Records to use section start

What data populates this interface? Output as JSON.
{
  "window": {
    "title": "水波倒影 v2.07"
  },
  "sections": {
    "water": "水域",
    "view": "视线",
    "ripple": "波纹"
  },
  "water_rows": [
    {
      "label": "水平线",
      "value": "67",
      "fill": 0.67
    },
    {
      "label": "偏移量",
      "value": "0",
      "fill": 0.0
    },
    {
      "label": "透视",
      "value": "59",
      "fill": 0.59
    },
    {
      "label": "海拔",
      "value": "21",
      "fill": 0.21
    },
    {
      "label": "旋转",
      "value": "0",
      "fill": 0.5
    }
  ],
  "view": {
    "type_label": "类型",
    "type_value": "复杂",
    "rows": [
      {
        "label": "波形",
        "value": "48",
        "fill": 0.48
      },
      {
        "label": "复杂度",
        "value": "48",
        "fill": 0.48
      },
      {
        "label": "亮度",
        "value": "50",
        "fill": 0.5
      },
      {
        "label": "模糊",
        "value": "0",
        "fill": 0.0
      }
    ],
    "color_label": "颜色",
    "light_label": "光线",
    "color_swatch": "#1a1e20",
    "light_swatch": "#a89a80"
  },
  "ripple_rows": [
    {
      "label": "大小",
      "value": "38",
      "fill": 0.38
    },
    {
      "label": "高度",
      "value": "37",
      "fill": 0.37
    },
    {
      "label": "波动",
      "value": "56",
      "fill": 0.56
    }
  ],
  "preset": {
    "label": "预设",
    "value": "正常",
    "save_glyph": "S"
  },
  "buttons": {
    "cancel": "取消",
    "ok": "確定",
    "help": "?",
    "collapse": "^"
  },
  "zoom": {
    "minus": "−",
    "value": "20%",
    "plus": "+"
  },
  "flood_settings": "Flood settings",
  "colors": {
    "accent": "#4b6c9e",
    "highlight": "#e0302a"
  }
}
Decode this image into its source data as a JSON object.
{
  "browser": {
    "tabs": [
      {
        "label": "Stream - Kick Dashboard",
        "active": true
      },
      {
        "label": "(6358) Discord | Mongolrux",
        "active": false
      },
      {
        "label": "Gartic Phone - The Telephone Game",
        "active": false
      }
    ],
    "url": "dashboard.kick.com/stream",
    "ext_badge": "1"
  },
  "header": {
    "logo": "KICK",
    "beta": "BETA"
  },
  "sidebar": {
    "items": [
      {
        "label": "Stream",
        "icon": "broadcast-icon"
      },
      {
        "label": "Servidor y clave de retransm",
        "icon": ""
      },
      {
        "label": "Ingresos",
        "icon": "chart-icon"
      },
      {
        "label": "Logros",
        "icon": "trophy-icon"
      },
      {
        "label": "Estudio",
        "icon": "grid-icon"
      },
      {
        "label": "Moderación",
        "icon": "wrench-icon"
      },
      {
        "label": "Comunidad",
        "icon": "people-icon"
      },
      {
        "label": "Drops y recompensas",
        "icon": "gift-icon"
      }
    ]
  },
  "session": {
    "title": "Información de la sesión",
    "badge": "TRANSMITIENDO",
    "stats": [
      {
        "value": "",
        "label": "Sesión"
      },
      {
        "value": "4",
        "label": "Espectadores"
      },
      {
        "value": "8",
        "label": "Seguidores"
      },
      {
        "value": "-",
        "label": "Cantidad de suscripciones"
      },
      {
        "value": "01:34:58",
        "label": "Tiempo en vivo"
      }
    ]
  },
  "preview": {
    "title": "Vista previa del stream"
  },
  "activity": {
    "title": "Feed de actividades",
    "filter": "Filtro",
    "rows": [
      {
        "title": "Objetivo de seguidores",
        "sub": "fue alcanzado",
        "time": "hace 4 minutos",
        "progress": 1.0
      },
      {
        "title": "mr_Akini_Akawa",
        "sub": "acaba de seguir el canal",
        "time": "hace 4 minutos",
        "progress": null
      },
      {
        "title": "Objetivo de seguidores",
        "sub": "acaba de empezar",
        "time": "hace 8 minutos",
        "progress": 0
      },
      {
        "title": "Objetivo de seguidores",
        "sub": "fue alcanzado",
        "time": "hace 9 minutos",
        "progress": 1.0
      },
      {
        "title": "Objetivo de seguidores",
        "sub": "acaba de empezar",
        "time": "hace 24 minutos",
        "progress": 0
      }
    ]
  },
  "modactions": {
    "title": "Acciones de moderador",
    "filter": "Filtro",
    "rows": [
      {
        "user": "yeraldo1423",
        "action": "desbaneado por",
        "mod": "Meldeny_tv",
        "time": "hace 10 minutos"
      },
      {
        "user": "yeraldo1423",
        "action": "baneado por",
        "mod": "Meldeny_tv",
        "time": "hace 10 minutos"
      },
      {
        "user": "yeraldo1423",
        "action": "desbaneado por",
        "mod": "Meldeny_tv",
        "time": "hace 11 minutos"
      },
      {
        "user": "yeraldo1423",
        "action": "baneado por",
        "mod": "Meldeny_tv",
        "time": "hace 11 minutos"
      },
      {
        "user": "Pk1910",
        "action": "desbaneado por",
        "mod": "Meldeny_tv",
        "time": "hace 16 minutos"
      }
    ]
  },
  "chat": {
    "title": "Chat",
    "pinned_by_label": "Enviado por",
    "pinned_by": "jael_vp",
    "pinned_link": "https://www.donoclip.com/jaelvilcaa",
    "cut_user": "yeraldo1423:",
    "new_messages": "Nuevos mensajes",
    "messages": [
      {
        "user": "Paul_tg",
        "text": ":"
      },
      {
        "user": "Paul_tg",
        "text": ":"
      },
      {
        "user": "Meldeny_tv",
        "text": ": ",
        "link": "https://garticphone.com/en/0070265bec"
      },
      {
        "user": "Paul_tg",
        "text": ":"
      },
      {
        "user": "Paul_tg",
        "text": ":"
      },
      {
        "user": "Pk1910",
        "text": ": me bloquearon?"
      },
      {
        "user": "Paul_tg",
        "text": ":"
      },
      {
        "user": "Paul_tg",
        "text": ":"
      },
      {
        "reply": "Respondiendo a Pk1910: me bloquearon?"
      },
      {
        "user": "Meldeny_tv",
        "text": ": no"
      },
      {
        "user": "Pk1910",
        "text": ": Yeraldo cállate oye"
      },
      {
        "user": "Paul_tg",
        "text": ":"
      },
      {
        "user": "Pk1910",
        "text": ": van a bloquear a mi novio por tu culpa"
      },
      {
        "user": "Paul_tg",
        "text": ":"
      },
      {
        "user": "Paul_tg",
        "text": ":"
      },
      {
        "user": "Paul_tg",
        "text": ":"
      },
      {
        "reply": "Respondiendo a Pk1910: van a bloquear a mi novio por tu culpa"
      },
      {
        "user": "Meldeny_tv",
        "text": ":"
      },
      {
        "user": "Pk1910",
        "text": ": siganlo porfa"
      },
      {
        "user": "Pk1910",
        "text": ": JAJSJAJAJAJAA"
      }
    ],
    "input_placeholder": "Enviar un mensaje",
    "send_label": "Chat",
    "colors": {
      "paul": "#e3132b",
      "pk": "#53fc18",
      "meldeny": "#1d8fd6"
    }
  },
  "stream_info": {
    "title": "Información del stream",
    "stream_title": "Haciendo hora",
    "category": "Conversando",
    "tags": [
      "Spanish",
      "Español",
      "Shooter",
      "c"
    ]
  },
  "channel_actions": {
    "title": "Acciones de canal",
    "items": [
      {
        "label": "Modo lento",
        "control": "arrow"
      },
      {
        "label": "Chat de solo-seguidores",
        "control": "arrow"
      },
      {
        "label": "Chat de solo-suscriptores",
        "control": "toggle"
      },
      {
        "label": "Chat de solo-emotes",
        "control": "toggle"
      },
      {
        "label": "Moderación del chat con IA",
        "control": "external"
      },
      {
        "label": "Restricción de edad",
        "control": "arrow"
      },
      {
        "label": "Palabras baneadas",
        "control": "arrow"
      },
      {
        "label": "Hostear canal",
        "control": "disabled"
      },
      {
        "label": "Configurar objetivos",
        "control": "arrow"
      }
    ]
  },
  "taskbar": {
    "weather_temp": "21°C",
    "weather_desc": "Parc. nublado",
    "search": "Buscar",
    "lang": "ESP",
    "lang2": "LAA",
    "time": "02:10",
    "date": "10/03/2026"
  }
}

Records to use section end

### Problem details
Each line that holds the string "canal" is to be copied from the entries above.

### Exercise answer
        "sub": "acaba de seguir el canal",
    "title": "Acciones de canal",
        "label": "Hostear canal",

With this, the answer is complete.